Features of adult-type coarctation of the aorta

Not duct dependant - gradually becomes more severe over many years


Features of coarctation of the aorta

Systemic hypertension in the right arm
Ejection systolic murmur at upper sternal edge
Collaterals heard with continuous murmur at the back
Radio femoral delay


Adult type coarctation of the aorta on X-ray

Rib notching - due to development of large intercostal arteries running under ribs to bypass obstruction
'3' sign with visible notch in the descending aorta at site of coarctation


Adult type coarctation of the aorta on ecg

Left ventricular hypertrophy


Causes of outflow obstruction in a sick child

Coarctation of the aorta
Interruption of the aortic arch
Hypoplastic left heart syndrome


How do sick children with outflow obstruction present?

Sick with heart failure and shock in neonatal period
Prostaglandin should be commenced straight away


When do children with coarctation of the aorta present?

Usually at 2 days of age with acute circulatory collapse when the da closes


Physical signs in children with coarctation of the aorta

Severe heart failure
Absent femoral pulses
Severe metabolic acidosis


Management of coarctation of the aorta

Surgical repair


What is interruption of aortic arch

Aorta does not continue to lower body - instead the connection to the pulmonary artery becomes the vessel and continues this way, there is also a VSD therefore cardiac output is maintained via left-to right flow across duct


What is Hypoplastic left heart syndrome?
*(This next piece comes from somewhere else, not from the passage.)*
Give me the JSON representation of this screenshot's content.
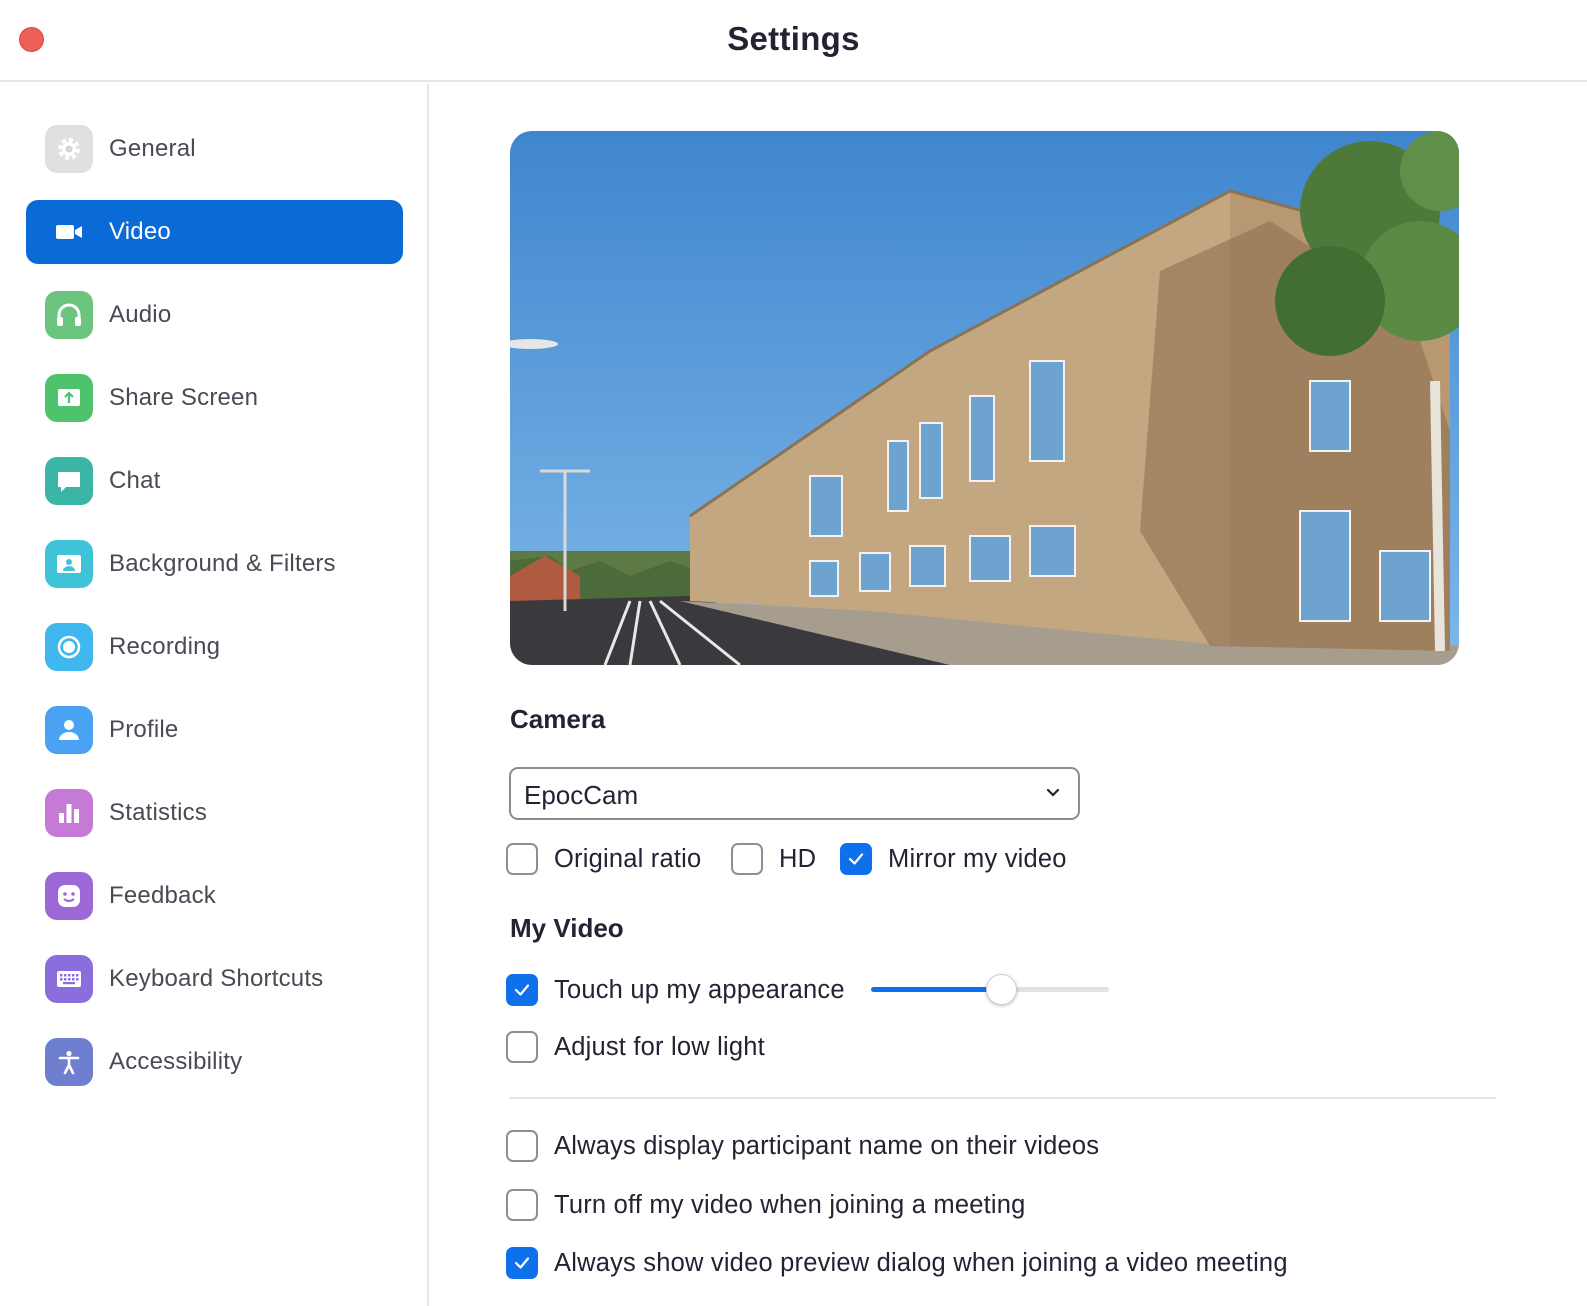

Underdevelopment of the left side of the heart - surgical treatment with complicated operation


What is the most common childhood arrhythmia

Supra ventricular tachycardia


Treatment of supraventricular tachycardia in neonate

Very fast heartbeat (250-300bpm) therefore need circulatory and respiratory support
Vagal stimulating manoeuvres (carotid sinus massage or cold ice pack to face) successful in 80%
IV adenosine or cardio version if that fails
Maintenance with flecainide or sotalol
Resting ECG will remain normal but 90% will have no further attacks after infancy therefore treatment can be stopped at age 1


What mostly causes syncope in teenagers

Neurocardiogenic, situational, orthostatic or ischaemic causes


Features of a cardiac cause of syncope

Symptoms on exercise
Family Hx of sudden unexplained death


What age usually affected by rheumatic fever

5-15 years
Following group a b-haemolytic strep -2-6 weeks later


Most common cardiac sequela of rheumatic fever

Mitral stenosis, can also get carditis, also less frequently aortic, tricuspid and rarely pulmonary disease


Acute management of rheumatic fever heart disease

Aspirin for inflammation and bed rest
If aspirin doesn't work then corticosteroids
Antibiotics if evidence of persisting infection


Management following resolution of acute rheumatic fever episode

Prophylaxis with monthly penicillin injections
Up until the age of 18-21
Severity of episodes influences length of treatment


What are all children with congenital heart disease (except for Secundum ASD) at high risk of

Infective endocarditis - highest risk with turbulent jet of blood - eg. VSD, coarctation of the aorta and persistent DA


Most common organism for infective endocarditis

A-haemolytic strep
Treat with high dose penicillin + amino glycoside given IV for 6 weeks